- Tolerating extreme poverty – defined by the World Bank as living on less than $1.25 per day (in 2005 US dollars). 1.4 billion people, mainly in sub-Saharan Africa and rural South and East Asia, suffer needlessly because they lost the birth lottery. (Work Bank poverty data: http://web.worldbank.org/WBSITE/…)
- Not abolishing the death penalty – the US is one of the only developed countries that still executes people. In a major national study, 68% of death penalty cases were found to have serious flaws (http://www.cbsnews.com/stories/2…).
- Supporting the status quo on pharmaceutical R&D, which leads to lots of funding for products like Latisse, a treatment that remedies "hypotrichosis," the condition of not having enough eyelashes, but very little funding for neglected tropical diseases like TB and malaria, which kill millions of people in developing countries every year. (See http://globalnetwork.org/about-n…)

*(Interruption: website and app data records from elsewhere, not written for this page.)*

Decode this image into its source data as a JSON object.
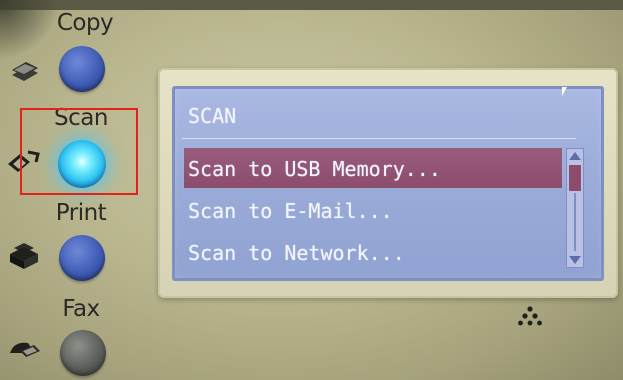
{
  "control_panel": {
    "modes": [
      {
        "label": "Copy",
        "icon": "copy-icon",
        "state": "off"
      },
      {
        "label": "Scan",
        "icon": "scan-icon",
        "state": "lit"
      },
      {
        "label": "Print",
        "icon": "print-icon",
        "state": "off"
      },
      {
        "label": "Fax",
        "icon": "fax-icon",
        "state": "off"
      }
    ],
    "highlighted_mode": "Scan",
    "colors": {
      "panel": "#b9b68f",
      "button_blue": "#3f5cb6",
      "scan_lit": "#2fc4f2",
      "fax_gray": "#5c5e5a",
      "highlight_box": "#e2231a"
    }
  },
  "lcd": {
    "title": "SCAN",
    "menu_items": [
      {
        "label": "Scan to USB Memory...",
        "selected": true
      },
      {
        "label": "Scan to E-Mail...",
        "selected": false
      },
      {
        "label": "Scan to Network...",
        "selected": false
      }
    ],
    "scrollbar": {
      "up_icon": "arrow-up-icon",
      "down_icon": "arrow-down-icon"
    },
    "colors": {
      "background": "#9aabd8",
      "text": "#f4f6ff",
      "selection": "#8c4d6c"
    }
  },
  "brand_logo": "three-dot-triangle-logo"
}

- Assigning moral value to nationality – related to the above, the idea that a life in one country is worth more than a life in another country.
- Consuming luxury goods (especially goods produced under awful conditions, like conflict diamonds and foie gras) – We're starting to realize that people only care about these things because they indicate status and that most of the value of goods consumed above a certain level of basic sustenance is virtual.
- Eating lots of beef – 40% of global warming is caused by deforestation. One of the main reasons people clear forests is to make room for cattle.
- Not regulating global natural resource consumption – Yale's Forestry Dean wrote a good book about this problem: http://www.thebridgeattheedgeoft…
What are some behaviors that are accepted now but might be considered immoral in the future?